On Tuesday, June 27, the Center for Reproductive Rights filed a lawsuit in U.S. District Court on the Jackson Women's Health Organization's behalf asking to strike down a recent bill, House Bill 1390, requiring that doctors performing abortions have admitting privileges at a local hospital and be certified obstetrician/gynecologists.
Michelle Movahed, CRR's lead counsel, said the clinic had hoped to avoid litigation, but a series of actions by Mississippi state officials forced their hands.
"I don't attribute any ill will to anybody, but certainly the elected officials in Mississippi have been engaging in a really pronounced public pressure campaign to make (the state health) department use this as an opportunity to close down an abortion clinic," Movahed told the Jackson Free Press Wednesday.
Despite the clinic's diligence, it was "impossible" to comply with the new requirements by the law's July 1 effective date, according to the complaint. And because Jackson Women's Health is the last abortion clinic left in the state, Mississippi women seeking abortions will have nowhere else to turn if the law takes effect if the courts do no step in, the plaintiffs say in court documents.
Read the full press statement by the Center for Reproductive Rights and other clinic backers and counsel.
Nancy Northup, CRR's chief executive officer, said the organization has "been beating back Mississippi’s underhanded tactics to close the only abortion clinic in the state” for years.
“Mississippi lawmakers’ hostility to women and their reproductive rights does not give them license to violate their constitutional rights," Northup said in a statement.
In 2004, CRR challenged a law that would have required second trimester abortions to be performed in hospitals and ambulatory surgical facilities. A federal court ruled the law unconstitutional.

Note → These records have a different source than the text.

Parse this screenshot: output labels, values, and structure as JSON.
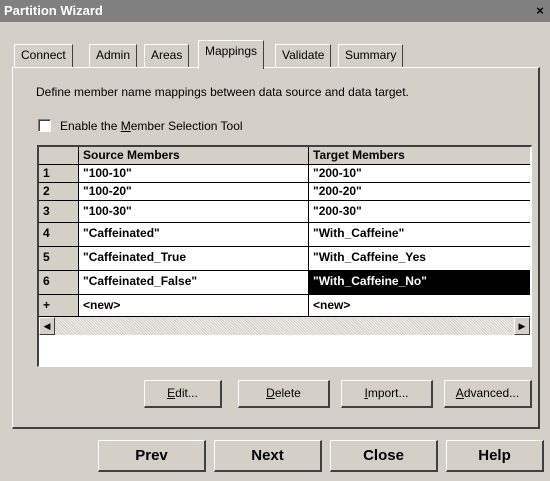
{
  "window": {
    "title": "Partition Wizard",
    "close_glyph": "×"
  },
  "tabs": [
    {
      "label": "Connect",
      "active": false
    },
    {
      "label": "Admin",
      "active": false
    },
    {
      "label": "Areas",
      "active": false
    },
    {
      "label": "Mappings",
      "active": true
    },
    {
      "label": "Validate",
      "active": false
    },
    {
      "label": "Summary",
      "active": false
    }
  ],
  "description": "Define member name mappings between data source and data target.",
  "checkbox": {
    "label_pre": "Enable the ",
    "label_accel": "M",
    "label_post": "ember Selection Tool",
    "checked": false
  },
  "grid": {
    "columns": [
      "Source Members",
      "Target Members"
    ],
    "rows": [
      {
        "idx": "1",
        "source": "\"100-10\"",
        "target": "\"200-10\""
      },
      {
        "idx": "2",
        "source": "\"100-20\"",
        "target": "\"200-20\""
      },
      {
        "idx": "3",
        "source": "\"100-30\"",
        "target": "\"200-30\""
      },
      {
        "idx": "4",
        "source": "\"Caffeinated\"",
        "target": "\"With_Caffeine\""
      },
      {
        "idx": "5",
        "source": "\"Caffeinated_True",
        "target": "\"With_Caffeine_Yes"
      },
      {
        "idx": "6",
        "source": "\"Caffeinated_False\"",
        "target": "\"With_Caffeine_No\""
      },
      {
        "idx": "+",
        "source": "<new>",
        "target": "<new>"
      }
    ]
  },
  "buttons": {
    "edit": {
      "accel": "E",
      "rest": "dit..."
    },
    "delete": {
      "accel": "D",
      "rest": "elete"
    },
    "import": {
      "accel": "I",
      "rest": "mport..."
    },
    "advanced": {
      "accel": "A",
      "rest": "dvanced..."
    }
  },
  "nav": {
    "prev": "Prev",
    "next": "Next",
    "close": "Close",
    "help": "Help"
  },
  "icons": {
    "scroll_left": "◀",
    "scroll_right": "▶"
  }
}
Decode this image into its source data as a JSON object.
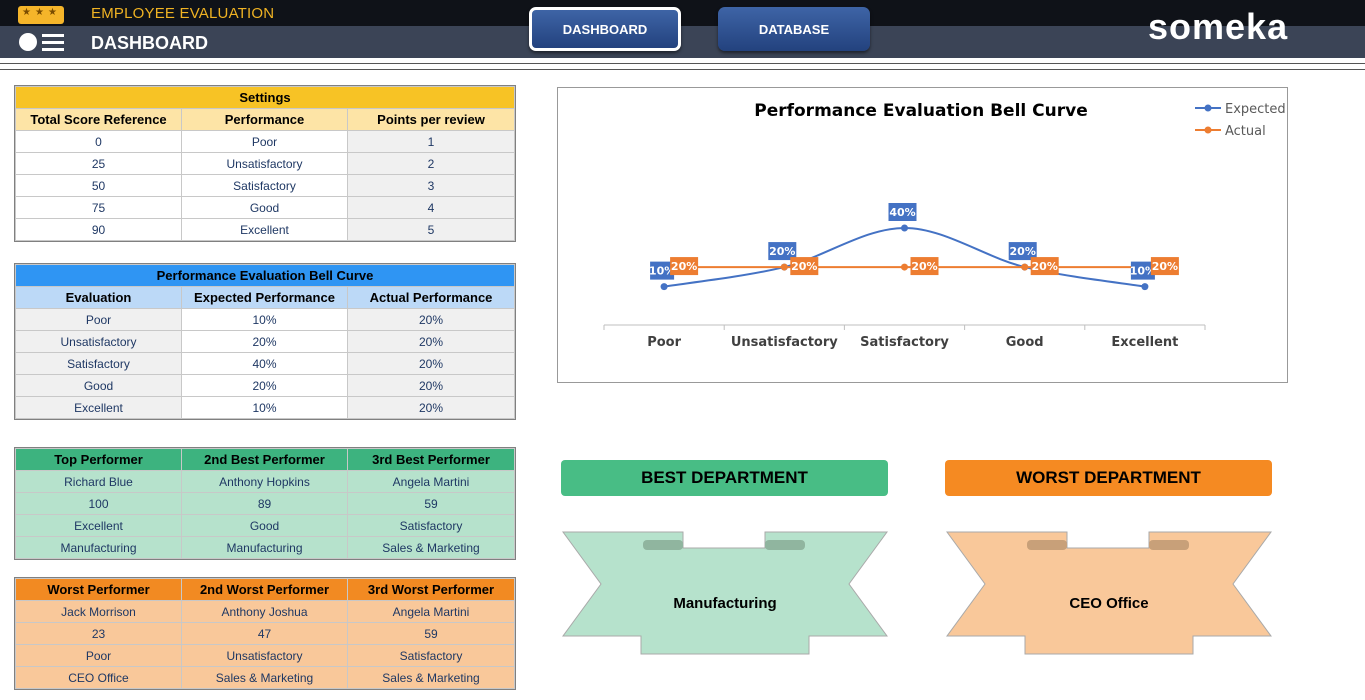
{
  "header": {
    "app_title": "EMPLOYEE EVALUATION",
    "page_title": "DASHBOARD",
    "nav": [
      {
        "label": "DASHBOARD",
        "active": true
      },
      {
        "label": "DATABASE",
        "active": false
      }
    ],
    "brand": "someka"
  },
  "settings": {
    "title": "Settings",
    "columns": [
      "Total Score Reference",
      "Performance",
      "Points per review"
    ],
    "rows": [
      [
        "0",
        "Poor",
        "1"
      ],
      [
        "25",
        "Unsatisfactory",
        "2"
      ],
      [
        "50",
        "Satisfactory",
        "3"
      ],
      [
        "75",
        "Good",
        "4"
      ],
      [
        "90",
        "Excellent",
        "5"
      ]
    ]
  },
  "bell_table": {
    "title": "Performance Evaluation Bell Curve",
    "columns": [
      "Evaluation",
      "Expected Performance",
      "Actual Performance"
    ],
    "rows": [
      [
        "Poor",
        "10%",
        "20%"
      ],
      [
        "Unsatisfactory",
        "20%",
        "20%"
      ],
      [
        "Satisfactory",
        "40%",
        "20%"
      ],
      [
        "Good",
        "20%",
        "20%"
      ],
      [
        "Excellent",
        "10%",
        "20%"
      ]
    ]
  },
  "top_performers": {
    "columns": [
      "Top Performer",
      "2nd Best Performer",
      "3rd Best Performer"
    ],
    "rows": [
      [
        "Richard Blue",
        "Anthony Hopkins",
        "Angela Martini"
      ],
      [
        "100",
        "89",
        "59"
      ],
      [
        "Excellent",
        "Good",
        "Satisfactory"
      ],
      [
        "Manufacturing",
        "Manufacturing",
        "Sales & Marketing"
      ]
    ]
  },
  "worst_performers": {
    "columns": [
      "Worst Performer",
      "2nd Worst Performer",
      "3rd Worst Performer"
    ],
    "rows": [
      [
        "Jack Morrison",
        "Anthony Joshua",
        "Angela Martini"
      ],
      [
        "23",
        "47",
        "59"
      ],
      [
        "Poor",
        "Unsatisfactory",
        "Satisfactory"
      ],
      [
        "CEO Office",
        "Sales & Marketing",
        "Sales & Marketing"
      ]
    ]
  },
  "departments": {
    "best_label": "BEST DEPARTMENT",
    "best_value": "Manufacturing",
    "worst_label": "WORST DEPARTMENT",
    "worst_value": "CEO Office"
  },
  "colors": {
    "settings_header": "#f7c325",
    "settings_sub": "#fde4a6",
    "bell_header": "#2f95f3",
    "bell_sub": "#bcd9f7",
    "top_header": "#3db37f",
    "top_body": "#b6e2cc",
    "worst_header": "#f28a22",
    "worst_body": "#f9c89a",
    "best_head": "#48bd85",
    "worst_head": "#f58a22",
    "expected": "#4472c4",
    "actual": "#ed7d31"
  },
  "chart_data": {
    "type": "line",
    "title": "Performance Evaluation Bell Curve",
    "categories": [
      "Poor",
      "Unsatisfactory",
      "Satisfactory",
      "Good",
      "Excellent"
    ],
    "series": [
      {
        "name": "Expected",
        "values": [
          0.1,
          0.2,
          0.4,
          0.2,
          0.1
        ],
        "labels": [
          "10%",
          "20%",
          "40%",
          "20%",
          "10%"
        ]
      },
      {
        "name": "Actual",
        "values": [
          0.2,
          0.2,
          0.2,
          0.2,
          0.2
        ],
        "labels": [
          "20%",
          "20%",
          "20%",
          "20%",
          "20%"
        ]
      }
    ],
    "legend": "top-right",
    "smooth": true,
    "grid": false
  }
}
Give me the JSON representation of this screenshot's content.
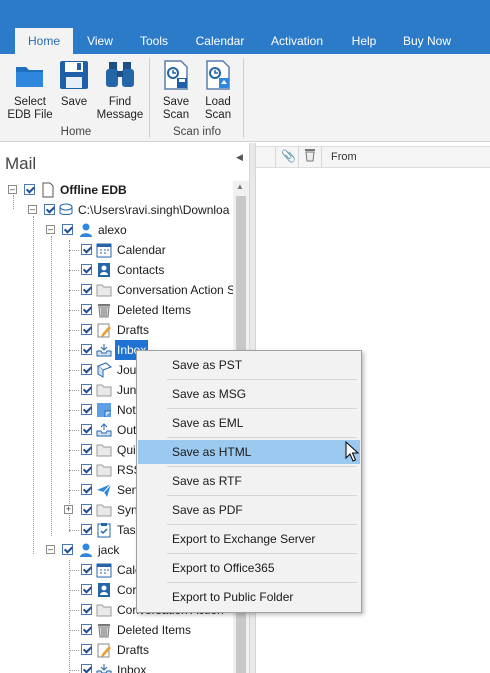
{
  "ribbon": {
    "tabs": [
      {
        "label": "Home",
        "active": true
      },
      {
        "label": "View"
      },
      {
        "label": "Tools"
      },
      {
        "label": "Calendar"
      },
      {
        "label": "Activation"
      },
      {
        "label": "Help"
      },
      {
        "label": "Buy Now"
      }
    ],
    "groups": {
      "home": {
        "label": "Home",
        "buttons": {
          "select_edb": {
            "line1": "Select",
            "line2": "EDB File",
            "icon": "folder-open-icon"
          },
          "save": {
            "line1": "Save",
            "line2": "",
            "icon": "floppy-disk-icon"
          },
          "find_message": {
            "line1": "Find",
            "line2": "Message",
            "icon": "binoculars-icon"
          }
        }
      },
      "scan_info": {
        "label": "Scan info",
        "buttons": {
          "save_scan": {
            "line1": "Save",
            "line2": "Scan",
            "icon": "save-scan-icon"
          },
          "load_scan": {
            "line1": "Load",
            "line2": "Scan",
            "icon": "load-scan-icon"
          }
        }
      }
    },
    "accent": "#2b7bc9"
  },
  "left_pane": {
    "title": "Mail",
    "tree": {
      "root": "Offline EDB",
      "path": "C:\\Users\\ravi.singh\\Downloa",
      "mailbox1": {
        "name": "alexo",
        "folders": [
          "Calendar",
          "Contacts",
          "Conversation Action S",
          "Deleted Items",
          "Drafts",
          "Inbox",
          "Jou",
          "Jun",
          "Not",
          "Out",
          "Qui",
          "RSS",
          "Sen",
          "Syn",
          "Tasl"
        ]
      },
      "mailbox2": {
        "name": "jack",
        "folders": [
          "Cale",
          "Cor",
          "Conversation Action",
          "Deleted Items",
          "Drafts",
          "Inbox"
        ]
      }
    }
  },
  "list_header": {
    "from_label": "From"
  },
  "context_menu": {
    "items": [
      {
        "label": "Save as PST"
      },
      {
        "label": "Save as MSG"
      },
      {
        "label": "Save as EML"
      },
      {
        "label": "Save as HTML",
        "highlighted": true
      },
      {
        "label": "Save as RTF"
      },
      {
        "label": "Save as PDF"
      },
      {
        "label": "Export to Exchange Server"
      },
      {
        "label": "Export to Office365"
      },
      {
        "label": "Export to Public Folder"
      }
    ]
  }
}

State Rep. Sam Mims, R-McComb, who authored the original bill, HB 1390, sent a letter on June 20 asking the Mississippi State Department of Health to start enforcing the law immediately. On June 25, in a letter clinic owner Diane Derzis, DOH said the clinic had to comply with HB 1390 remain licensed and operate in the state. Movahed said if the department had followed its normal rule-making procedure, the clinic would have had until mid-August to come into compliance.
To back up its claims about a concerted effort from state officials to shutter the clinic, the lawsuit sites Gov. Phil Bryant, who voted “work to make Mississippi abortion-free,” and Lt. Gov. Tate Reeves who said up HB 1390's passage in the Senate could “end abortion in Mississippi.”
Bryant posted a statement on his website Wednesday vowing claiming that defending the bill would protect women's health. "Mississippi stands ready to vigorously defend House Bill 1390, which requires abortion providers to be certified OB/GYN physicians and have admitting privileges at a local hospital. This basic requirement goes to both the heart of women’s health care and protecting the lives of unborn children," he wrote.
Mississippi Department of Health spokeswoman Liz Sharlot said she couldn't comment on the lawsuit, but said the agency would enforce regulations at the abortion facility consistent with other health-care facilities.
"They're entitled the same process, and they will have that same process," Sharlot said.